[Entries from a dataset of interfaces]
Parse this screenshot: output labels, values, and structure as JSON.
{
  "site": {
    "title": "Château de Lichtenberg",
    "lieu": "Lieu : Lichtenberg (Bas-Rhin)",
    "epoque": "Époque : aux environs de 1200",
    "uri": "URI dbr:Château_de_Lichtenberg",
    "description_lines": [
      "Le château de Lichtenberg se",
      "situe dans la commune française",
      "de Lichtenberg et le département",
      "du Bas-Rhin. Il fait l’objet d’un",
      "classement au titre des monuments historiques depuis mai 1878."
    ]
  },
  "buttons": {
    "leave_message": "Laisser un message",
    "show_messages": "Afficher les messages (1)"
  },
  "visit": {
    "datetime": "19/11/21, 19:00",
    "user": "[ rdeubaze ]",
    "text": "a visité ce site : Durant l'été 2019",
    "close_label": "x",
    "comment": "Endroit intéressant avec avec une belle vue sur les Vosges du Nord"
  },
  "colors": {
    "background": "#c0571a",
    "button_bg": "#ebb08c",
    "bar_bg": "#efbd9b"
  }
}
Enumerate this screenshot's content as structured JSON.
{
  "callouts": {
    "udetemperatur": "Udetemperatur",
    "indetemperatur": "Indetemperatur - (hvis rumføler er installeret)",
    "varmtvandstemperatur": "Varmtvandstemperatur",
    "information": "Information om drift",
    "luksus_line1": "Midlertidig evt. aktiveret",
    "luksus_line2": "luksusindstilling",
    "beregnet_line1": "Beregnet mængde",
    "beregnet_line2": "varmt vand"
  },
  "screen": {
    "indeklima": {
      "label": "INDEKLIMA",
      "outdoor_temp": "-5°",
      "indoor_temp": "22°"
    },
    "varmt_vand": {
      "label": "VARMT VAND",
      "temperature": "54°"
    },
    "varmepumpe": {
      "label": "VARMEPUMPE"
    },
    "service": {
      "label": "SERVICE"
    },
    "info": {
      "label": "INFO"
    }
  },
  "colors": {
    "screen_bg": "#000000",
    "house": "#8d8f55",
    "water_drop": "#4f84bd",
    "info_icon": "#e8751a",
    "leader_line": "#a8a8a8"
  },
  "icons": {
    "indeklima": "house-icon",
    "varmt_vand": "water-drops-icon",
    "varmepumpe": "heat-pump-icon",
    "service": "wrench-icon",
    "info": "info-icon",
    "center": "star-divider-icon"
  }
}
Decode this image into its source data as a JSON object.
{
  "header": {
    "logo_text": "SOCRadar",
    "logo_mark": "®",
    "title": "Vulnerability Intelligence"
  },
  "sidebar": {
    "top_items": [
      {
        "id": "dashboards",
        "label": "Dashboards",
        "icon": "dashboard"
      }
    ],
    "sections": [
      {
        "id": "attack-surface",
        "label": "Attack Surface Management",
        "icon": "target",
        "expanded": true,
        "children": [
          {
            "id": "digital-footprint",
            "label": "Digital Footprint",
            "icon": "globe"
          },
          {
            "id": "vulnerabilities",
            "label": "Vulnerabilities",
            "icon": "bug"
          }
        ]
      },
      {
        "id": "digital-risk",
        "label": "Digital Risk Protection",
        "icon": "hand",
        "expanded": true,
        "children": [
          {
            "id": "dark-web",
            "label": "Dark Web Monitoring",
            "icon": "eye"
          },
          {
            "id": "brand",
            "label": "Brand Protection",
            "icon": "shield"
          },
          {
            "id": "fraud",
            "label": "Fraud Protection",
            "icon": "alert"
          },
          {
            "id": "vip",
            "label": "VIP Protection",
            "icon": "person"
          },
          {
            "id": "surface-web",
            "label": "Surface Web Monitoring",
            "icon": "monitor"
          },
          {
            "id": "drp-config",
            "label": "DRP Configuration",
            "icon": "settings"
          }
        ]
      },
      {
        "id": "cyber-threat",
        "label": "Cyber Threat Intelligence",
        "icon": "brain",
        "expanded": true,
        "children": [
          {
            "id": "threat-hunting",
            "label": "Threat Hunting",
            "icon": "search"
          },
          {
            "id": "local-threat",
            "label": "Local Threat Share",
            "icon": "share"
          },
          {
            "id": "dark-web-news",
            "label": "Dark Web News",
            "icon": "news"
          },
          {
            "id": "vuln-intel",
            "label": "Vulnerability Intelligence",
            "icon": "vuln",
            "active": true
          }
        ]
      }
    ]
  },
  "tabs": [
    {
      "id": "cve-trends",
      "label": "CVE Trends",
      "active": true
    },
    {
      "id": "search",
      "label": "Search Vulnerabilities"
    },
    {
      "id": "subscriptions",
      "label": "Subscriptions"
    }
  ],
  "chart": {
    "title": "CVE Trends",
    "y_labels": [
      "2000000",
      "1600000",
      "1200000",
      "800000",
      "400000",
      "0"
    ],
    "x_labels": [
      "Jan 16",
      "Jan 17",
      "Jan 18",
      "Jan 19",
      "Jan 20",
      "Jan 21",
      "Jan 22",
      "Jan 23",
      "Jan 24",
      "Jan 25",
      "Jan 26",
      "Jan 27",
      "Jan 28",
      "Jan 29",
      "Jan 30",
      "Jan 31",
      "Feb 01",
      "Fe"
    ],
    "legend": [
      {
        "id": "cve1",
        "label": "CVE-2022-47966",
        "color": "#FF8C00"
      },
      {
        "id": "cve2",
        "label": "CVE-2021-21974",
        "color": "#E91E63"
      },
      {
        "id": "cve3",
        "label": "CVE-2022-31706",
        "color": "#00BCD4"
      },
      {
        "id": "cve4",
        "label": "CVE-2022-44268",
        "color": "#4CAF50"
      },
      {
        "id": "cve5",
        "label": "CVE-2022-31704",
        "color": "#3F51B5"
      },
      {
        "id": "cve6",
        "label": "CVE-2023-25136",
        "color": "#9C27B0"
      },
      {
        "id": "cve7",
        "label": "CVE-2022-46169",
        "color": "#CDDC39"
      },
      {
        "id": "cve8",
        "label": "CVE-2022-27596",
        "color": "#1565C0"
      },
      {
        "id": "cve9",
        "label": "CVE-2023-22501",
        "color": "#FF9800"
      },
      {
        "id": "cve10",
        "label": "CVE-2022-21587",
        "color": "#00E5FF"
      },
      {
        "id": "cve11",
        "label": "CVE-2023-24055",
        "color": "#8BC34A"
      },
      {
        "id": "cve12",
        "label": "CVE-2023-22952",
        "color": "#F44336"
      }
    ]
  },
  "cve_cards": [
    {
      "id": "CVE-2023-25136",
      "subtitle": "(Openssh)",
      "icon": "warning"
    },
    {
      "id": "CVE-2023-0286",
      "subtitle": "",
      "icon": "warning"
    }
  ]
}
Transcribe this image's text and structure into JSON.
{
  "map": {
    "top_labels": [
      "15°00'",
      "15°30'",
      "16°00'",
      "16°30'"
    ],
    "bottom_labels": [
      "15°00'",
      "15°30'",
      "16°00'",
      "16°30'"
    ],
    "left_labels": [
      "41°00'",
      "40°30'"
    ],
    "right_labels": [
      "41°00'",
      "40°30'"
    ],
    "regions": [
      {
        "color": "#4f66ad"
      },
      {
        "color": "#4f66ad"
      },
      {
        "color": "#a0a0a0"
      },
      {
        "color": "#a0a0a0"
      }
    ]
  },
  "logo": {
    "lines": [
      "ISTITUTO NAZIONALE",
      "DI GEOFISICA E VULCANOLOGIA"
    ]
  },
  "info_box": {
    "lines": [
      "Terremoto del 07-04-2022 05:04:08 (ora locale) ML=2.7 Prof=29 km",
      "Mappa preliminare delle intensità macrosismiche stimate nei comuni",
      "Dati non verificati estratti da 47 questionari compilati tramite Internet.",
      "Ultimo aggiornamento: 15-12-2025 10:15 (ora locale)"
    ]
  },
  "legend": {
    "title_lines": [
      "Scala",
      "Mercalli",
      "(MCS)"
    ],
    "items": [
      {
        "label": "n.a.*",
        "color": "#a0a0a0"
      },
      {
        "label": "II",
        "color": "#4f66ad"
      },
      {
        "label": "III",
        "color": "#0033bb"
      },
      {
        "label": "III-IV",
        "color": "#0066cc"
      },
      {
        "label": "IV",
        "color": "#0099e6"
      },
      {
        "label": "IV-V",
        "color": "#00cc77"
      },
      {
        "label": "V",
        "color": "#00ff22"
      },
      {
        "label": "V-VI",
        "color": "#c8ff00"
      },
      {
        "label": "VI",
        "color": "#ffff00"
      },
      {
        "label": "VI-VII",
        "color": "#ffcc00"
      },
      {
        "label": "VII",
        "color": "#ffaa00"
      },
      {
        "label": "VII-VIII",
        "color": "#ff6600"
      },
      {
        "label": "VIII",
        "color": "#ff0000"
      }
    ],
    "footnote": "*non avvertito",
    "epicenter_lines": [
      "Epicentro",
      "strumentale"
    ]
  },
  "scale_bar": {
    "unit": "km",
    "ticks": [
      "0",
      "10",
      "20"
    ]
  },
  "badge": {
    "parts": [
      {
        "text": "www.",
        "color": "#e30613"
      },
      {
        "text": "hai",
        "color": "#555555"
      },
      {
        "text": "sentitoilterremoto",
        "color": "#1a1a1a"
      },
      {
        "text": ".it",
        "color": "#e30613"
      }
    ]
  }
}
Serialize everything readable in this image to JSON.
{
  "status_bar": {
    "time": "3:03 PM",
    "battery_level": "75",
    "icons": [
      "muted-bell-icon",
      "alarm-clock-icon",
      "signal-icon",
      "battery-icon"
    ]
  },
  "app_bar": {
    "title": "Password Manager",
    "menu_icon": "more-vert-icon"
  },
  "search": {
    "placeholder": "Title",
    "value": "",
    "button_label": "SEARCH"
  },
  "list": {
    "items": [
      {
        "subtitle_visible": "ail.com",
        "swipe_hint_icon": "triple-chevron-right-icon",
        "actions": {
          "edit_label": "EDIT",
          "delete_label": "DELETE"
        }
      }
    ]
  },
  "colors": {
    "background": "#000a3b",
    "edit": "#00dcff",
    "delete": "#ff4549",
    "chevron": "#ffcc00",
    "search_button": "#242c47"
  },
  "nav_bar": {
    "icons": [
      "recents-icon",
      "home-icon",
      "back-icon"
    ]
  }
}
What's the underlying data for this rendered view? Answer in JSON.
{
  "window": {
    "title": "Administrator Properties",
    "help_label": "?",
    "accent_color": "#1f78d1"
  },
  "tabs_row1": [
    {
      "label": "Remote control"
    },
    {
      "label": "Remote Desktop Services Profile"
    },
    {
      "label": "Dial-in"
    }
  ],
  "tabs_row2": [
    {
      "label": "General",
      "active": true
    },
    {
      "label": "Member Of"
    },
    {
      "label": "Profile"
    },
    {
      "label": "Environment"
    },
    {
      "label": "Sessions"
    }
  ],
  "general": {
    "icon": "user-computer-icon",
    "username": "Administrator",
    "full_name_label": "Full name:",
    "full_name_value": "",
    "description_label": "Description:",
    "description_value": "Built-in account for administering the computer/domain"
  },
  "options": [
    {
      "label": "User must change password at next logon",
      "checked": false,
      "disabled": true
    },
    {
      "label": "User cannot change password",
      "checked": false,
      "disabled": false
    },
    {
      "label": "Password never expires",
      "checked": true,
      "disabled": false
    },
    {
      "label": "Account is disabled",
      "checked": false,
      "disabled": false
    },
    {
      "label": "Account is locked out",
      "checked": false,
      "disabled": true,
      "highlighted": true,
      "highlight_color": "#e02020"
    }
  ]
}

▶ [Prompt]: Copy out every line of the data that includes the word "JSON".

▶ [Response to this exercise]:
Parse this screenshot: output labels, values, and structure as JSON.
Enumerate this screenshot's content as structured JSON.
Decode this image into its source data as a JSON object.
Transcribe this image's text and structure into JSON.
Serialize everything readable in this image to JSON.
What's the underlying data for this rendered view? Answer in JSON.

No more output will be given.